This album was a long time in the making, as I have previously mentioned. Laurie Mayer started demoing it in 1988 at a studio called Bedlam in Wandsworth, owned by the Thompson Twins. She was aided initially by one Rik Kenton, a man whose immortality is assured by his short tenure with Roxy Music, and the fact that he played bass on their classic debut single Virginia Plain.
We then developed it for a while in our home studio and at Guerilla in Crouch End. But other projects kept getting in the way, and it wasn’t until 1993 that William Orbit started to mix it, a mix that ended up taking a couple of years. When William landed a label deal with Warner Brothers we finally had the means to finish it and release it, along with William’s Strange Cargo: Hinterland and his first volume of classical arrangements, Pieces In A Modern Style. These albums were unavailable for a long time but Warners have now kindly made them available on YouTube.

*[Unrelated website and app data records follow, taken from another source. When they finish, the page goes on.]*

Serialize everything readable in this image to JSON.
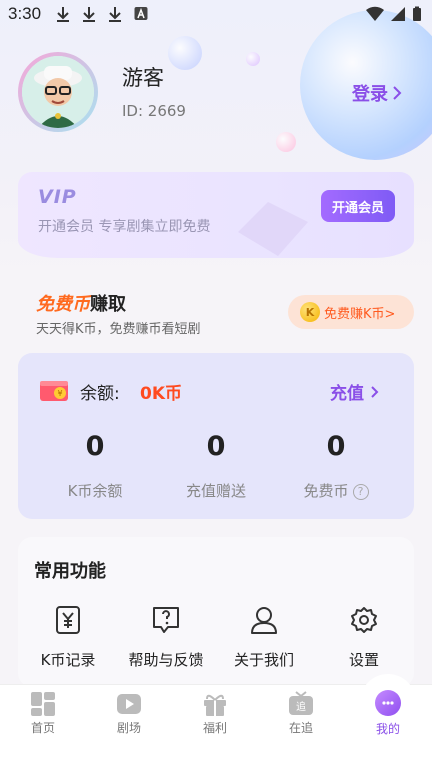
{
  "status_bar": {
    "time": "3:30"
  },
  "profile": {
    "username": "游客",
    "user_id": "ID: 2669",
    "login_label": "登录"
  },
  "vip": {
    "logo_text": "VIP",
    "description": "开通会员   专享剧集立即免费",
    "button_label": "开通会员"
  },
  "free_coin": {
    "title_highlight": "免费币",
    "title_rest": "赚取",
    "subtitle": "天天得K币，免费赚币看短剧",
    "button_icon_text": "K",
    "button_label": "免费赚K币>"
  },
  "balance": {
    "label": "余额:",
    "value": "0K币",
    "recharge_label": "充值",
    "stats": [
      {
        "value": "0",
        "label": "K币余额"
      },
      {
        "value": "0",
        "label": "充值赠送"
      },
      {
        "value": "0",
        "label": "免费币"
      }
    ],
    "help_symbol": "?"
  },
  "functions": {
    "title": "常用功能",
    "items": [
      {
        "label": "K币记录",
        "icon": "yen-record-icon"
      },
      {
        "label": "帮助与反馈",
        "icon": "help-feedback-icon"
      },
      {
        "label": "关于我们",
        "icon": "person-icon"
      },
      {
        "label": "设置",
        "icon": "gear-icon"
      }
    ]
  },
  "tabbar": {
    "items": [
      {
        "label": "首页",
        "icon": "home-icon"
      },
      {
        "label": "剧场",
        "icon": "play-icon"
      },
      {
        "label": "福利",
        "icon": "gift-icon"
      },
      {
        "label": "在追",
        "icon": "tv-icon",
        "icon_text": "追"
      },
      {
        "label": "我的",
        "icon": "chat-bubble-icon",
        "active": true
      }
    ]
  },
  "colors": {
    "accent": "#8a4fe8",
    "coin_orange": "#ff4a1f",
    "balance_card": "#e5e5fb"
  }
}
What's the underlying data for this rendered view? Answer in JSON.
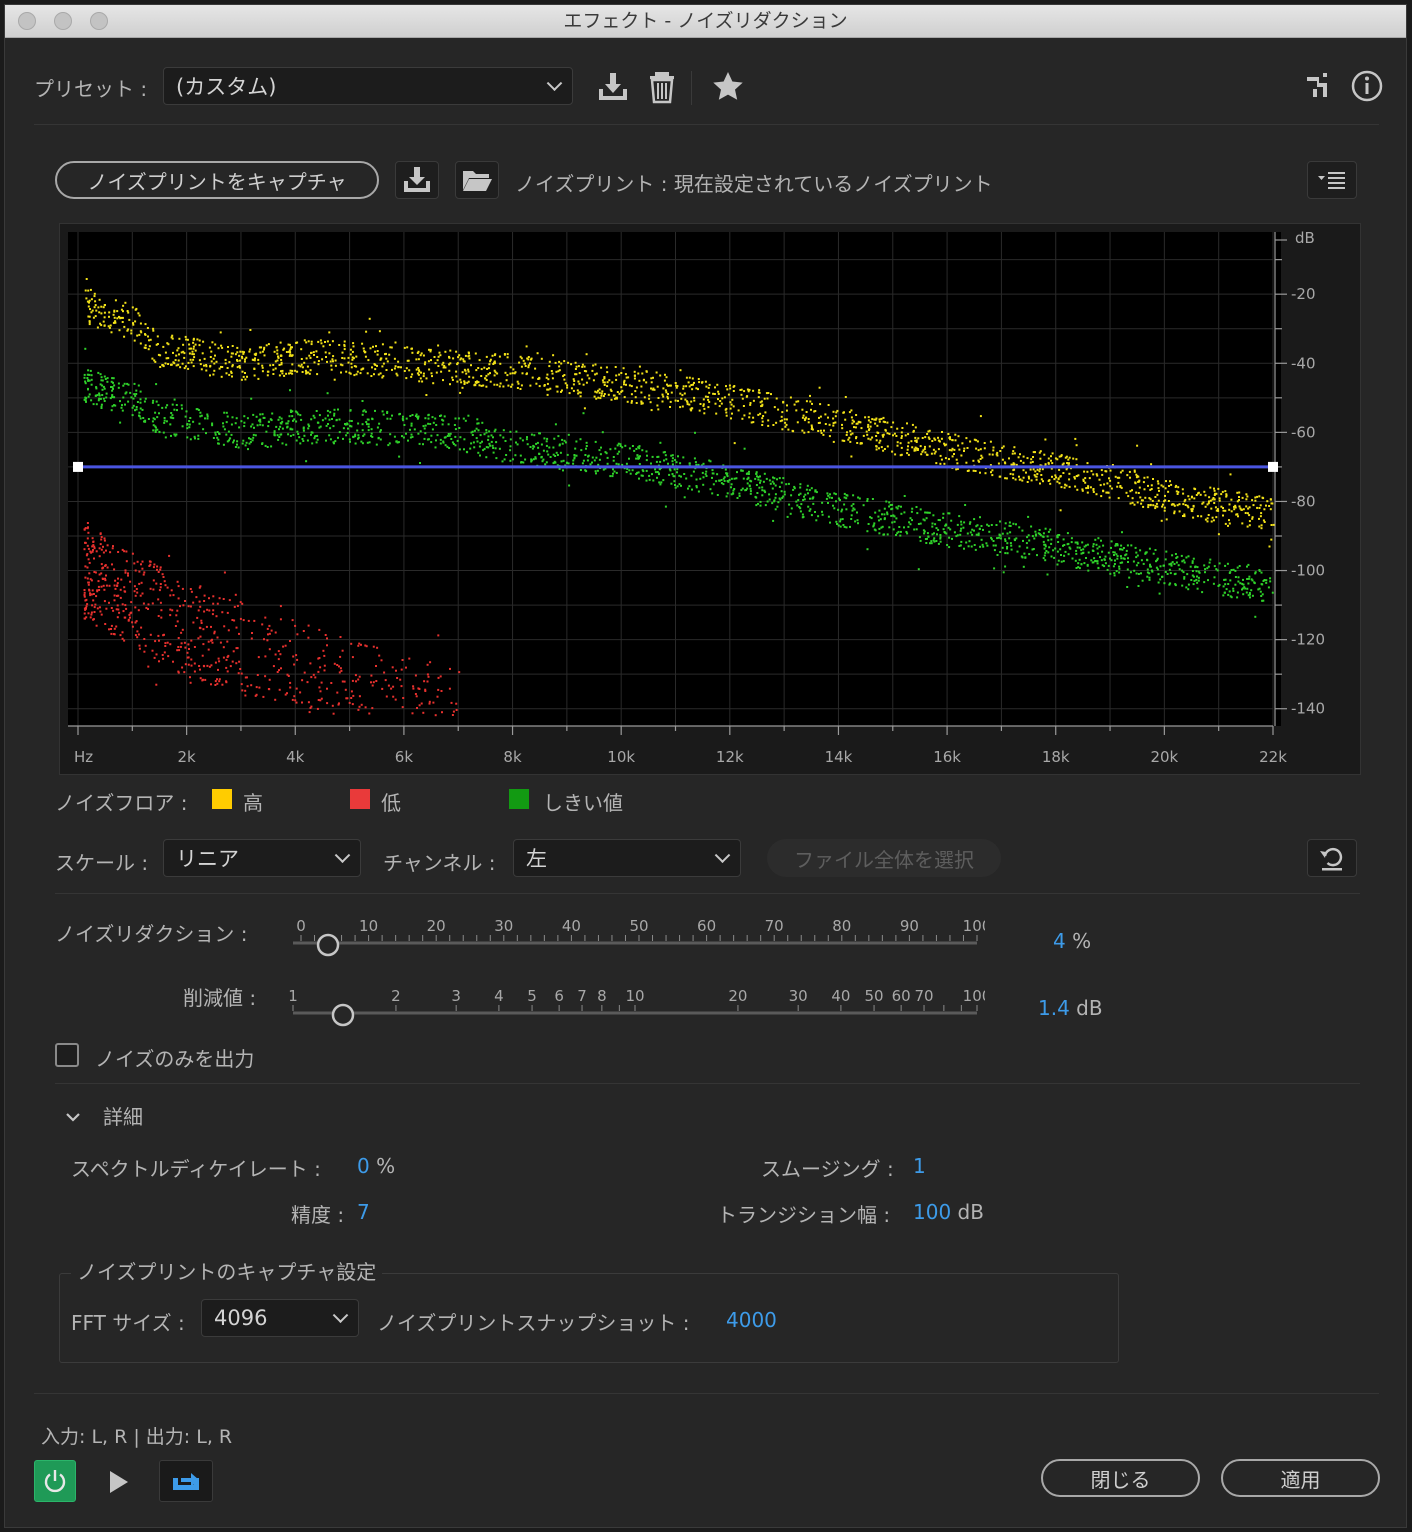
{
  "window": {
    "title": "エフェクト - ノイズリダクション"
  },
  "preset": {
    "label": "プリセット :",
    "value": "(カスタム)"
  },
  "capture": {
    "button": "ノイズプリントをキャプチャ",
    "noiseprint_text": "ノイズプリント : 現在設定されているノイズプリント"
  },
  "chart_data": {
    "type": "scatter",
    "x_ticks": [
      "Hz",
      "2k",
      "4k",
      "6k",
      "8k",
      "10k",
      "12k",
      "14k",
      "16k",
      "18k",
      "20k",
      "22k"
    ],
    "y_ticks": [
      "-20",
      "-40",
      "-60",
      "-80",
      "-100",
      "-120",
      "-140"
    ],
    "y_unit": "dB",
    "xlim": [
      0,
      22000
    ],
    "ylim": [
      -145,
      -2
    ],
    "threshold_db": -70,
    "series": [
      {
        "name": "高",
        "color": "#f2e218",
        "points": [
          [
            100,
            -23
          ],
          [
            1000,
            -28
          ],
          [
            1500,
            -36
          ],
          [
            2000,
            -37
          ],
          [
            3000,
            -40
          ],
          [
            4000,
            -38
          ],
          [
            5000,
            -38
          ],
          [
            6000,
            -40
          ],
          [
            7000,
            -41
          ],
          [
            8000,
            -42
          ],
          [
            9000,
            -44
          ],
          [
            10000,
            -46
          ],
          [
            11000,
            -48
          ],
          [
            12000,
            -51
          ],
          [
            13000,
            -54
          ],
          [
            14000,
            -57
          ],
          [
            15000,
            -61
          ],
          [
            16000,
            -65
          ],
          [
            17000,
            -68
          ],
          [
            18000,
            -71
          ],
          [
            19000,
            -74
          ],
          [
            20000,
            -78
          ],
          [
            21000,
            -81
          ],
          [
            22000,
            -83
          ]
        ]
      },
      {
        "name": "低",
        "color": "#e8312e",
        "points": [
          [
            100,
            -100
          ],
          [
            1000,
            -108
          ],
          [
            2000,
            -117
          ],
          [
            3000,
            -121
          ],
          [
            4000,
            -127
          ],
          [
            5000,
            -134
          ],
          [
            6000,
            -138
          ],
          [
            6500,
            -140
          ],
          [
            8000,
            -140
          ]
        ]
      },
      {
        "name": "しきい値",
        "color": "#2fd12a",
        "points": [
          [
            100,
            -46
          ],
          [
            1000,
            -51
          ],
          [
            1500,
            -56
          ],
          [
            2000,
            -57
          ],
          [
            3000,
            -60
          ],
          [
            4000,
            -58
          ],
          [
            5000,
            -58
          ],
          [
            6000,
            -59
          ],
          [
            7000,
            -60
          ],
          [
            8000,
            -64
          ],
          [
            9000,
            -66
          ],
          [
            10000,
            -68
          ],
          [
            11000,
            -71
          ],
          [
            12000,
            -74
          ],
          [
            13000,
            -78
          ],
          [
            14000,
            -82
          ],
          [
            15000,
            -85
          ],
          [
            16000,
            -88
          ],
          [
            17000,
            -90
          ],
          [
            18000,
            -93
          ],
          [
            19000,
            -96
          ],
          [
            20000,
            -99
          ],
          [
            21000,
            -102
          ],
          [
            22000,
            -104
          ]
        ]
      }
    ]
  },
  "legend": {
    "label": "ノイズフロア :",
    "high": "高",
    "low": "低",
    "threshold": "しきい値",
    "colors": {
      "high": "#ffcc00",
      "low": "#e93a3a",
      "threshold": "#129a12"
    }
  },
  "controls": {
    "scale_label": "スケール :",
    "scale_value": "リニア",
    "channel_label": "チャンネル :",
    "channel_value": "左",
    "select_all": "ファイル全体を選択"
  },
  "noise_reduction": {
    "label": "ノイズリダクション :",
    "scale": [
      "0",
      "10",
      "20",
      "30",
      "40",
      "50",
      "60",
      "70",
      "80",
      "90",
      "100"
    ],
    "value": "4",
    "unit": "%"
  },
  "reduce_by": {
    "label": "削減値 :",
    "scale": [
      "1",
      "2",
      "3",
      "4",
      "5",
      "6",
      "7",
      "8",
      "10",
      "20",
      "30",
      "40",
      "50",
      "60",
      "70",
      "100"
    ],
    "value": "1.4",
    "unit": "dB"
  },
  "output_noise": {
    "label": "ノイズのみを出力"
  },
  "advanced": {
    "title": "詳細",
    "spectral_decay_label": "スペクトルディケイレート :",
    "spectral_decay_value": "0",
    "spectral_decay_unit": "%",
    "smoothing_label": "スムージング :",
    "smoothing_value": "1",
    "precision_label": "精度 :",
    "precision_value": "7",
    "transition_label": "トランジション幅 :",
    "transition_value": "100",
    "transition_unit": "dB"
  },
  "capture_settings": {
    "title": "ノイズプリントのキャプチャ設定",
    "fft_label": "FFT サイズ :",
    "fft_value": "4096",
    "snapshots_label": "ノイズプリントスナップショット :",
    "snapshots_value": "4000"
  },
  "footer": {
    "io": "入力: L, R | 出力: L, R",
    "close": "閉じる",
    "apply": "適用"
  }
}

I feel that William’s mix of this album is one of his very best, and it still sounds good to me more than 20 years later. Uniquely, there was also a live performance, which took place at London’s Queen Elizabeth Hall and can be viewed here. Yes reader, that is me lurking behind Laurie, with the untenably long hair. I’m happy to say that my barber-phobia is now cured.